(RECORDS FOR PROCESSING begins)
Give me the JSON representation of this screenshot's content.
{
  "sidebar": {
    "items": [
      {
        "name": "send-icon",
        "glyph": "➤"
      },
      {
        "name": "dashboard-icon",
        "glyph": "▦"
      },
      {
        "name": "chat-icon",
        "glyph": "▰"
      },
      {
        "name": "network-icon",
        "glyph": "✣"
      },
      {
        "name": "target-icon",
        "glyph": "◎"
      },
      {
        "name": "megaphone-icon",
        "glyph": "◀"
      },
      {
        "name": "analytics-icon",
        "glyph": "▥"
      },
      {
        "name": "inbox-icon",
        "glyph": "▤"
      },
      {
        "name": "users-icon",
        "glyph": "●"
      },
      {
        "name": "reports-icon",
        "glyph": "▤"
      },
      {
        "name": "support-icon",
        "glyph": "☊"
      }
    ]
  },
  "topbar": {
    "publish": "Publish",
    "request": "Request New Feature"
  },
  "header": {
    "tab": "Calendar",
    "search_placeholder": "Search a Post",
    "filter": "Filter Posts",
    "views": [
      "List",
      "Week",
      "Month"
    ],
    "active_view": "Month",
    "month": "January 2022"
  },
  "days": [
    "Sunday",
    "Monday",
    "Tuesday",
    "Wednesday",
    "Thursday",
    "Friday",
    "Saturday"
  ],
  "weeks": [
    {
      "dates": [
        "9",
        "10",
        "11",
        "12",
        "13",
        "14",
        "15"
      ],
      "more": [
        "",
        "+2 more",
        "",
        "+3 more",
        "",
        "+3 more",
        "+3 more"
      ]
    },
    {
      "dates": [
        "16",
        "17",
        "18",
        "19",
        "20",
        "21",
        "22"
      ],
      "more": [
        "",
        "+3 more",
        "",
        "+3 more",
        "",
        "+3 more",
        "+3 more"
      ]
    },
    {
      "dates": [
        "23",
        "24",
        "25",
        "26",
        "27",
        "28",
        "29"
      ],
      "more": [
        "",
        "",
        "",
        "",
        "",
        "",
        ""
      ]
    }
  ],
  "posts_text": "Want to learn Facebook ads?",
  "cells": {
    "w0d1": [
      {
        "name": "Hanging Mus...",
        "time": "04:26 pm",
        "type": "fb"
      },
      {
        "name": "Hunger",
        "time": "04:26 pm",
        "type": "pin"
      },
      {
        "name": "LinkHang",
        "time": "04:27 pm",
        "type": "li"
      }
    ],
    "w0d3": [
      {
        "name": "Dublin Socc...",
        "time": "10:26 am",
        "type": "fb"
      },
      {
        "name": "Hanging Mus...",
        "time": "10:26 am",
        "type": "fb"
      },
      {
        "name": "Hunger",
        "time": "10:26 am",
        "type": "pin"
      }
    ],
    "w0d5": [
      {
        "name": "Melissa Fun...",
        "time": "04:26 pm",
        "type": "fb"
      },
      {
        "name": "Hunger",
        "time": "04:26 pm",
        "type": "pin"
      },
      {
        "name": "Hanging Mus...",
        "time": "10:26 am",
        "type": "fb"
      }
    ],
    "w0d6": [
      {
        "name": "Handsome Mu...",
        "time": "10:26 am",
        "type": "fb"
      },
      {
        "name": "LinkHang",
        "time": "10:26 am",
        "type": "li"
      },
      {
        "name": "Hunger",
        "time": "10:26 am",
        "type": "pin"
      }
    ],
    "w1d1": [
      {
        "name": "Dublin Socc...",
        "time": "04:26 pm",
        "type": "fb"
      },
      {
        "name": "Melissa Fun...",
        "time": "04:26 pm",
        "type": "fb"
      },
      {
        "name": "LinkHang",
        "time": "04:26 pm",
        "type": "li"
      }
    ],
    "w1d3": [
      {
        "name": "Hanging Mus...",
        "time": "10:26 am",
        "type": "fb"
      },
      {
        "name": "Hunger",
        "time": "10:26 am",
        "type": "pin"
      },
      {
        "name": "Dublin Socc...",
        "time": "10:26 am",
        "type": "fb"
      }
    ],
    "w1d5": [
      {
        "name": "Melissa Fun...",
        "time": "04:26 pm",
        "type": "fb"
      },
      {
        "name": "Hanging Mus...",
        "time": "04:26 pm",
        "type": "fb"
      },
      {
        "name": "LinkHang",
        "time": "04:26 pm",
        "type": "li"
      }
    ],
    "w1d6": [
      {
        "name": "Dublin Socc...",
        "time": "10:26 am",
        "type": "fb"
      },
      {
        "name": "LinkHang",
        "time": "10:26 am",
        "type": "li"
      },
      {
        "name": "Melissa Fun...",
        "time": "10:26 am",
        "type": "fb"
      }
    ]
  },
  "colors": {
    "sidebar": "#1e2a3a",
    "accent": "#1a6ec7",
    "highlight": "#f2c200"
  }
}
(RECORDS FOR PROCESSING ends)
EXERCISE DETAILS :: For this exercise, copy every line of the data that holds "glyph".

WRITTEN ANSWER ::
        "glyph": "➤"
        "glyph": "▦"
        "glyph": "▰"
        "glyph": "✣"
        "glyph": "◎"
        "glyph": "◀"
        "glyph": "▥"
        "glyph": "▤"
        "glyph": "●"
        "glyph": "▤"
        "glyph": "☊"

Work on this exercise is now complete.